One of my semi-paid acting gigs was in a neo-noir play that included several gunshots. We had a union weapons master come in for a week of rehearsals to block those scenes and to deliver a stern lecture to the entire cast and crew about safety with our prop gun.
At the end of his lecture he asked if any of us “hated guns” and I was the first one to raise my hand. He gave me the key to the lockbox where the revolver with an obstructed barrel and the blanks were kept. I was the only one permitted to load the gun. I had to personally hand it to the actors using it immediately before they went onstage and had to take it back from them immediately after they exited, reloading it and double-checking that the blanks were blanks before locking it back in the box.
I loved everything about being in that play except for being in charge of that gun.
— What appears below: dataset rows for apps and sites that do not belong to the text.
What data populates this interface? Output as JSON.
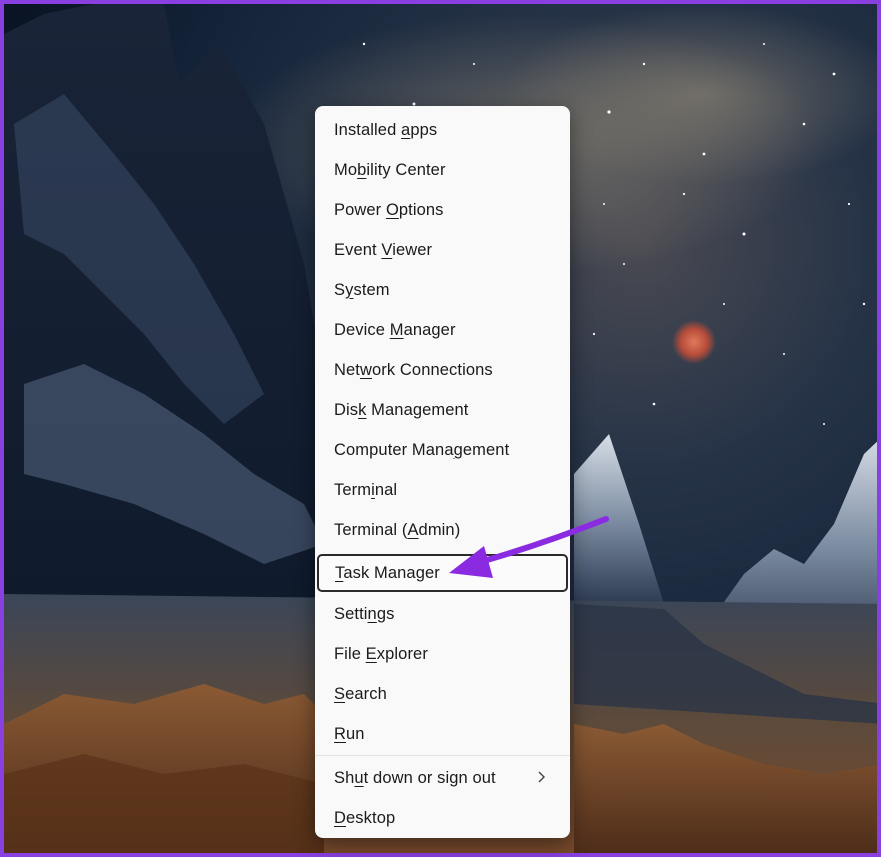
{
  "menu": {
    "items": [
      {
        "pre": "Installed ",
        "key": "a",
        "post": "pps"
      },
      {
        "pre": "Mo",
        "key": "b",
        "post": "ility Center"
      },
      {
        "pre": "Power ",
        "key": "O",
        "post": "ptions"
      },
      {
        "pre": "Event ",
        "key": "V",
        "post": "iewer"
      },
      {
        "pre": "S",
        "key": "y",
        "post": "stem"
      },
      {
        "pre": "Device ",
        "key": "M",
        "post": "anager"
      },
      {
        "pre": "Net",
        "key": "w",
        "post": "ork Connections"
      },
      {
        "pre": "Dis",
        "key": "k",
        "post": " Management"
      },
      {
        "pre": "Computer Mana",
        "key": "g",
        "post": "ement"
      },
      {
        "pre": "Term",
        "key": "i",
        "post": "nal"
      },
      {
        "pre": "Terminal (",
        "key": "A",
        "post": "dmin)"
      },
      {
        "pre": "",
        "key": "T",
        "post": "ask Manager"
      },
      {
        "pre": "Setti",
        "key": "n",
        "post": "gs"
      },
      {
        "pre": "File ",
        "key": "E",
        "post": "xplorer"
      },
      {
        "pre": "",
        "key": "S",
        "post": "earch"
      },
      {
        "pre": "",
        "key": "R",
        "post": "un"
      },
      {
        "pre": "Sh",
        "key": "u",
        "post": "t down or sign out"
      },
      {
        "pre": "",
        "key": "D",
        "post": "esktop"
      }
    ],
    "highlighted_item": "Task Manager",
    "submenu_icon": "chevron-right-icon"
  },
  "annotation": {
    "arrow_color": "#8a2be2",
    "frame_color": "#8a3fe0"
  }
}
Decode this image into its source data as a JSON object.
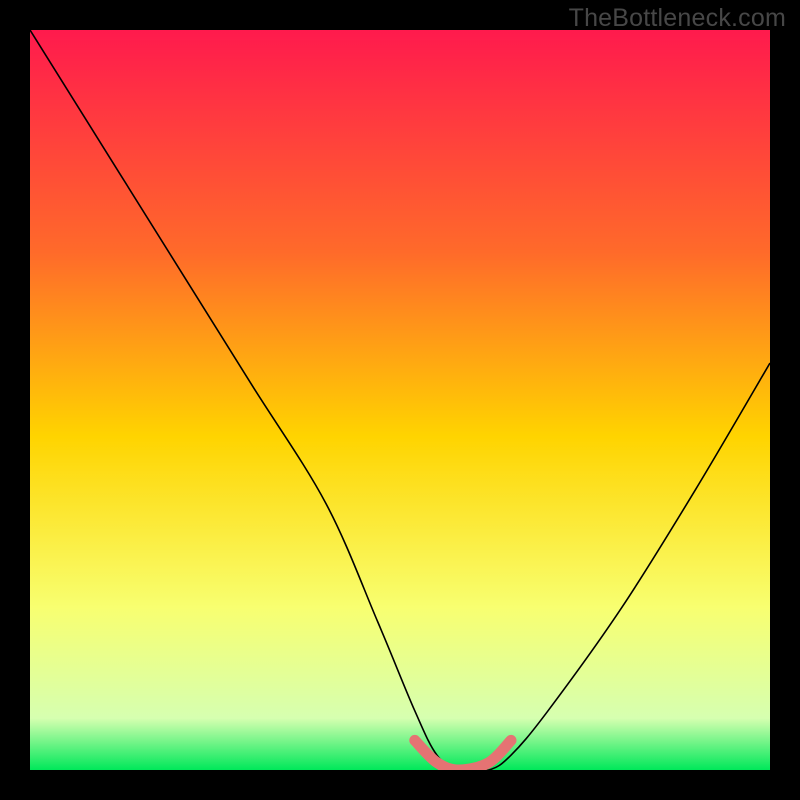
{
  "watermark": "TheBottleneck.com",
  "chart_data": {
    "type": "line",
    "title": "",
    "xlabel": "",
    "ylabel": "",
    "xlim": [
      0,
      100
    ],
    "ylim": [
      0,
      100
    ],
    "background_gradient": {
      "stops": [
        {
          "pos": 0.0,
          "color": "#ff1a4d"
        },
        {
          "pos": 0.3,
          "color": "#ff6a2a"
        },
        {
          "pos": 0.55,
          "color": "#ffd400"
        },
        {
          "pos": 0.78,
          "color": "#f8ff70"
        },
        {
          "pos": 0.93,
          "color": "#d6ffb0"
        },
        {
          "pos": 1.0,
          "color": "#00e85a"
        }
      ]
    },
    "series": [
      {
        "name": "bottleneck-curve",
        "x": [
          0,
          10,
          20,
          30,
          40,
          47,
          52,
          55,
          58,
          62,
          65,
          70,
          80,
          90,
          100
        ],
        "y": [
          100,
          84,
          68,
          52,
          36,
          20,
          8,
          2,
          0,
          0,
          2,
          8,
          22,
          38,
          55
        ],
        "color": "#000000"
      }
    ],
    "highlight": {
      "name": "flat-bottom",
      "x": [
        52,
        55,
        58,
        62,
        65
      ],
      "y": [
        4,
        1,
        0,
        1,
        4
      ],
      "color": "#e57373"
    }
  }
}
• “What would religious leaders do if aliens showed up?” Josh Wilbur asks at Slate. He means space aliens — intelligent extra-terrestrial visitors. And to their great credit, nearly all of the religious leaders he discusses this with give some variation of the same answer: We would try to treat these new neighbors the same way our faith teaches us to treat the neighbors we already have.
Wilbur also speculates about how some religious groups might not share this reaction: “Southern Baptists and other evangelicals believe that Christ is the only way to eternal salvation and that human beings maintain a special relationship with God; it’s easy to see how ETs might represent an unwelcome third party.”
Alas, Wilbur doesn’t actually interview any Southern Baptists or other white evangelicals to hear from them directly on this subject. I’d love to see a follow-up article that does that.
• Rebecca Jennings interviews John Darnielle about the unlikely viral explosion on TikTok of a 20-year-old Mountain Goats song: “What happens when your favorite thing goes viral?” The whole thing is strangely delightful, but let me highlight this bit of wisdom in particular:
There is a certain joy in sort of feeling like, well, the kids have got a thing going on that I’m not going to fully get. But I can just enjoy watching. I think people fear getting older and fear that they’ll feel left out, but there’s a kind of buoyancy in that left-out quality sometimes, if you ride it the right way.
Didn’t expect a discussion of a heart-rending divorce song to take a turn toward joy and buoyancy, but here we are. So instead of “No Children,” I took the title for this post from Darnielle’s “You Were Cool.”